What lines in the listing below hold the string "вида"? Please copy them out.

■ ■ ■

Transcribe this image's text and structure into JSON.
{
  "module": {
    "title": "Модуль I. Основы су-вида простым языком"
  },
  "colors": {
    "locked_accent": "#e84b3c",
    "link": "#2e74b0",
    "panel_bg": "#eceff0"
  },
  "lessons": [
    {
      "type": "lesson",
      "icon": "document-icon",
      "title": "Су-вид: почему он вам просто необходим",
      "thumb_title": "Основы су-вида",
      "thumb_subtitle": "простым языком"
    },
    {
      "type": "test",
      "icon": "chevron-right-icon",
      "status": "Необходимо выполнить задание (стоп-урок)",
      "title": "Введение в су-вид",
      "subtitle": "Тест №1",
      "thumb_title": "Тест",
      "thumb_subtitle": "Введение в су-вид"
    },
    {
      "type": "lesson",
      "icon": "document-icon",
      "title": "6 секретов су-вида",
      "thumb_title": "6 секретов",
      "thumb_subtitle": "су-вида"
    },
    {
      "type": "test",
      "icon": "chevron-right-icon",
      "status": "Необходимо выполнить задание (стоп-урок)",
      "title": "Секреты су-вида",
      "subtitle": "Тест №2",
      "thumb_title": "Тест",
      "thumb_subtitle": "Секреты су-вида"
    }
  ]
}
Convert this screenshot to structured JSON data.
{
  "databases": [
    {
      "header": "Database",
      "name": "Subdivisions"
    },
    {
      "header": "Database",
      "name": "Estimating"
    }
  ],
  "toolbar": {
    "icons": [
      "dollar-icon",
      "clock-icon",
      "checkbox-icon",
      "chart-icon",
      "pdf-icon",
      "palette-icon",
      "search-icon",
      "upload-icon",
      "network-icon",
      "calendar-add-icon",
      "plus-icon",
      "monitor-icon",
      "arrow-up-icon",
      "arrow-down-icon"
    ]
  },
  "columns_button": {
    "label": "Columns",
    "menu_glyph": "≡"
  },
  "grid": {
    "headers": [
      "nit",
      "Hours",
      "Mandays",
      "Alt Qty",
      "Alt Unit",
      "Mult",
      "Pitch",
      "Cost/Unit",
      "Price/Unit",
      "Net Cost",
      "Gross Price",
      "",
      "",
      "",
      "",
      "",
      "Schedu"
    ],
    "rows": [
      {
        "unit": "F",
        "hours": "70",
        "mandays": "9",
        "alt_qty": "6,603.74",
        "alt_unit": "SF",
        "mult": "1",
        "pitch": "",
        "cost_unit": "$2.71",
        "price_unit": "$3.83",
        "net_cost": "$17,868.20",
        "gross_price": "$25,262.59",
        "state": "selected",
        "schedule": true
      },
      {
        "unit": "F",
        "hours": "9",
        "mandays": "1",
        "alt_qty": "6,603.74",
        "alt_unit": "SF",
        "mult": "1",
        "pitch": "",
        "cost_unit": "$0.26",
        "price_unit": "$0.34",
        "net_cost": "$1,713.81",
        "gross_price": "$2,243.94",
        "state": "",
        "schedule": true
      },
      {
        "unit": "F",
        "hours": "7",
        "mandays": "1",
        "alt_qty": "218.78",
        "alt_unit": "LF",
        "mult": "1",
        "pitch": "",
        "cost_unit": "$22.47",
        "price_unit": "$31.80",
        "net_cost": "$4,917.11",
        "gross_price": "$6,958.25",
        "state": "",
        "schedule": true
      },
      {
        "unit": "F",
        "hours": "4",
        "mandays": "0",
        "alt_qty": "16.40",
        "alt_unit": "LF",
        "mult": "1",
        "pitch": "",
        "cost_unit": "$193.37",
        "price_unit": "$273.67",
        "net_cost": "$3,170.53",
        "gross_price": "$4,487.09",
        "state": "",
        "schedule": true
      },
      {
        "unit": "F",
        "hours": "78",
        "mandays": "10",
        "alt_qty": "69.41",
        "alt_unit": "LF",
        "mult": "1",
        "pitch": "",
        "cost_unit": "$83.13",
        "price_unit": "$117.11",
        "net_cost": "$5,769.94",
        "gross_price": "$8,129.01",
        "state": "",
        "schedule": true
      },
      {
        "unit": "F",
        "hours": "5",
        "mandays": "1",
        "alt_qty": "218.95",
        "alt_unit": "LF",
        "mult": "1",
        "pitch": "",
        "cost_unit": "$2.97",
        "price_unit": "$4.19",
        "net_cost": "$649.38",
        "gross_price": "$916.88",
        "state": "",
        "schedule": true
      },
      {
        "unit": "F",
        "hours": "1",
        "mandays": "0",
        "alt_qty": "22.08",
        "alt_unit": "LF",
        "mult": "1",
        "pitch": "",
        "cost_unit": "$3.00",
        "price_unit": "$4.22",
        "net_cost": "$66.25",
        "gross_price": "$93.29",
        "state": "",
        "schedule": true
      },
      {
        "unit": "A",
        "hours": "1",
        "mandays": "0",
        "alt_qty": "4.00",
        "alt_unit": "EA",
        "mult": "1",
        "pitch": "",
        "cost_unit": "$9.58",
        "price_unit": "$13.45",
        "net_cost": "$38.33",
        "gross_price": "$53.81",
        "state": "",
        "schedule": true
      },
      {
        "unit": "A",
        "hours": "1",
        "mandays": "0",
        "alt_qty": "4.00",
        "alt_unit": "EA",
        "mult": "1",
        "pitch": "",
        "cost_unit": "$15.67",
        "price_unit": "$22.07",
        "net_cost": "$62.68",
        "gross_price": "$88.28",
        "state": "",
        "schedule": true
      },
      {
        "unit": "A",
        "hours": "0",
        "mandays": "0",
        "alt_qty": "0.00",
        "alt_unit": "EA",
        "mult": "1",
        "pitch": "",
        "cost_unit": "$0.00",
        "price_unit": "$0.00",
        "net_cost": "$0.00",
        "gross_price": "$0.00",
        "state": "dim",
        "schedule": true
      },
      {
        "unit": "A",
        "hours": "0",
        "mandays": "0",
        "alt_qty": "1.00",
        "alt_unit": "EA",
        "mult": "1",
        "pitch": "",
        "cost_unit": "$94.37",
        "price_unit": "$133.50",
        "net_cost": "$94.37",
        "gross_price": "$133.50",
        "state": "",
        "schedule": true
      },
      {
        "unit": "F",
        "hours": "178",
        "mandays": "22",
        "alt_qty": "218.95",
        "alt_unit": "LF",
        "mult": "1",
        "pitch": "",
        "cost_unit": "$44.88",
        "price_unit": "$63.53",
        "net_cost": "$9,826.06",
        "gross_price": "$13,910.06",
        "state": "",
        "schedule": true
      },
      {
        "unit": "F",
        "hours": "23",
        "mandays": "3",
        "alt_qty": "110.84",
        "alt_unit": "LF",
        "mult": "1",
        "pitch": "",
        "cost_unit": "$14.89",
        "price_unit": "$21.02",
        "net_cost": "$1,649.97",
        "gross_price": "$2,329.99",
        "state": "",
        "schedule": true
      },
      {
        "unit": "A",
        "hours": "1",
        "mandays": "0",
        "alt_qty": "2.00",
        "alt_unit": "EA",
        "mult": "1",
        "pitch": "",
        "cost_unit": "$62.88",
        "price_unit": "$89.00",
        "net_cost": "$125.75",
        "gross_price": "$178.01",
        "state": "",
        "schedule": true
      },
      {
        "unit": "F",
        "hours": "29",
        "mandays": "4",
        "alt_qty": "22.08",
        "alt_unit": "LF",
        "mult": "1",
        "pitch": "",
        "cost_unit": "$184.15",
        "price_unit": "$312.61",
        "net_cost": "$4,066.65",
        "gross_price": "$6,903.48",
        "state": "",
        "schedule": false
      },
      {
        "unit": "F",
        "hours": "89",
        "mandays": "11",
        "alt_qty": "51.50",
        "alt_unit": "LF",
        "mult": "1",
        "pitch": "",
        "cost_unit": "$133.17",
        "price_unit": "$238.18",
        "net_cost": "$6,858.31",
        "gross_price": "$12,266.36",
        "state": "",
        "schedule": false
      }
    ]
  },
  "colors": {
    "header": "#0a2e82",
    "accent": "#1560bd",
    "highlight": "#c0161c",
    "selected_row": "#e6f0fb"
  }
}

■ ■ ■

- **Solution below**:
    "title": "Модуль I. Основы су-вида простым языком"
      "thumb_title": "Основы су-вида",
      "title": "6 секретов су-вида",
      "thumb_subtitle": "су-вида"
      "title": "Секреты су-вида",
      "thumb_subtitle": "Секреты су-вида"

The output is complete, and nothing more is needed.